The expectation would have continued, if they had not asserted their control over the South China Sea through military means, rejecting international rulings and on the domestic front, changing the constitution by removing the term limit, an amendment which undid Deng’s work after the Cultural Revolution. All of this has occurred in the last decade. One can say it puts a big question mark on the political system, which was intended to be placed in China to select leaders through a meritocratic process.
The internal changes and the announcement of the Belt and Road Initiative have got a new debate going in the context of China, as to whether the system, which in recent times has provided path-breaking economic growth for sure, has any real legitimacy?
If one says that the Chinese way of governance is slowly materialising to a meritocratic and an effective one, then it is not the right assessment.
One cannot deny the effectiveness of the system, but it comes at various costs, especially environmental issues in lieu of climate change and blatant overlooking of international law. A meritocratic political system intends to look for a leader who is virtuous, but how does one define virtue?

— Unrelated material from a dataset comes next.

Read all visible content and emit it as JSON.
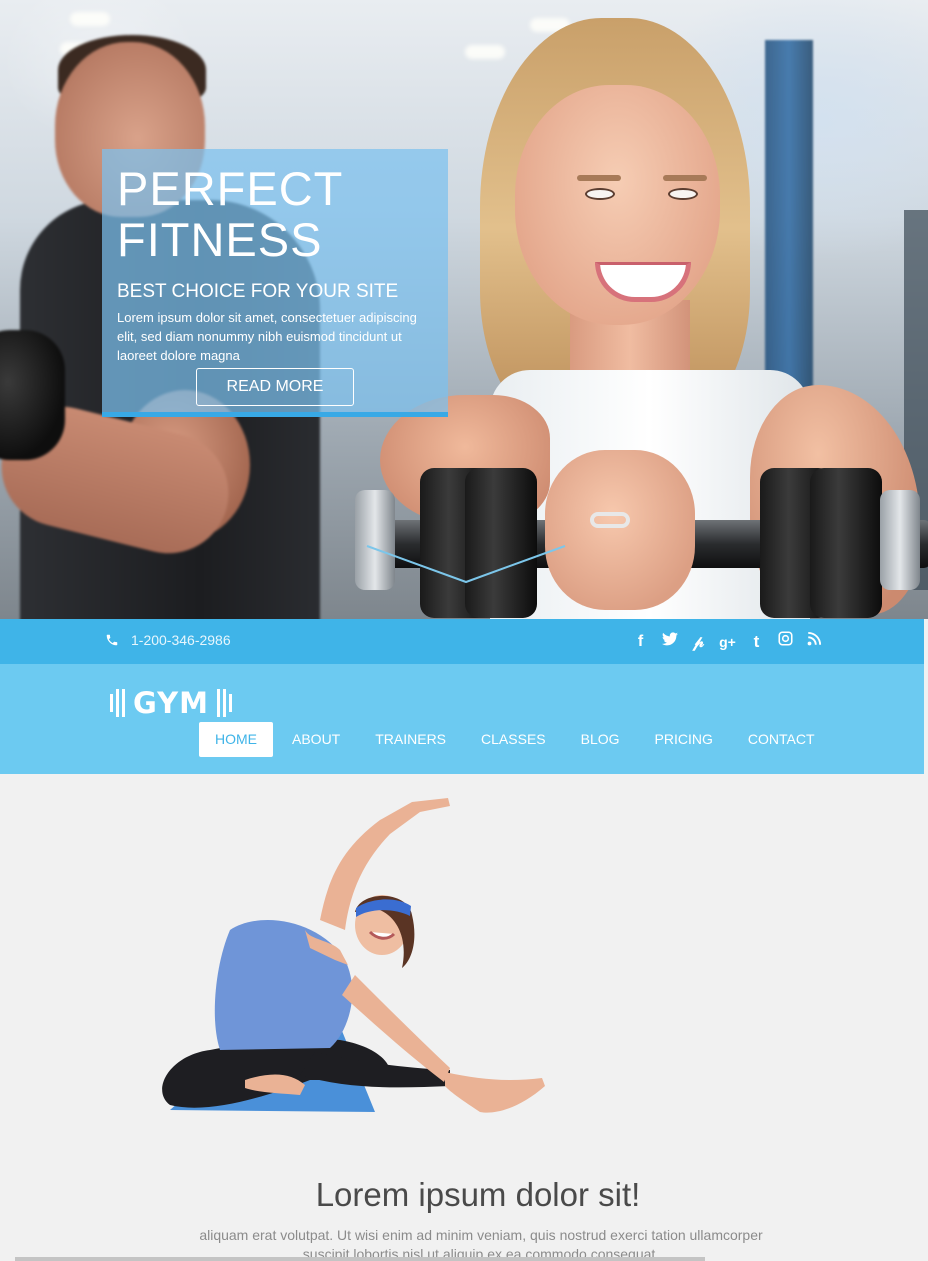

A virtuous leader will not remove the term limit on their own tenure, announce an initiative for the entire world which intends to “reinforces the value of building a shared future for global communities” , but at the same time, start projects compromising on pre-existing environmental issues, building highways through disputed territories without consulting all concerning parties and willingly creating what the Americans now call “debt trap” under the garb of this massive infrastructure project.
China seems to have made a trade-off between efficiency and legitimacy, a trade-off which it is not willing to let go of.
BRI might have made the Chinese believe that their way of operating is beneficial for developing countries according to the report submitted by President Xi Jinping to the 19th Party Congress in October 2017; maybe, some Chinese do see the grand infrastructure projects as a part of the package for countries considering adopting to the Chinese system.
But the Chinese leadership meanwhile did not anticipate that 2018 would be a tumultuous year for China. Various allegations and storms to hit it include the trade tariffs imposed by the United States, more scrutiny from host governments which are a part of the initiative and the cancellation of projects, China’s top tech companies banned in various countries due to security concerns and the recent investigative report by Bloomberg on China reportedly inserting microchips inside servers used by global tech companies for various purposes, one being storing private data of their customers.
The aforementioned are some of the accusations and actions against the Chinese initiative and businesses.
One vital thing which the BRI and, by extension, the Chinese system thus lacks is legitimacy, which makes this massive infrastructure undertaking set for imploding not just from a financial perspective but also politically.
China’s Communist party and the leaders at the helm should take stock of the fact that while their political business model expansion through BRI and massive Foreign Direct Investments in Europe, Africa, and Asia might be beneficial, they will always be viewed with suspicion.
BRI cannot sustain in its current form, until the projects under the initiative start emphasising on sustainability and accountability which guarantees legitimacy in a liberal world order. Chinese FDI, BRI, economic growth, the recent anti-corruption drive by President Xi, amongst other foreign and domestic initiatives and advancements seems to show that the Chinese political business model heavily depends on efficiency as the sole factor for its ‘legitimacy’.
Meanwhile, 2019 will be a crucial year for China as the suspicions against their tech companies, initiatives, and domestic policies, if proven true, will only put the economy of the dragon under greater pressure.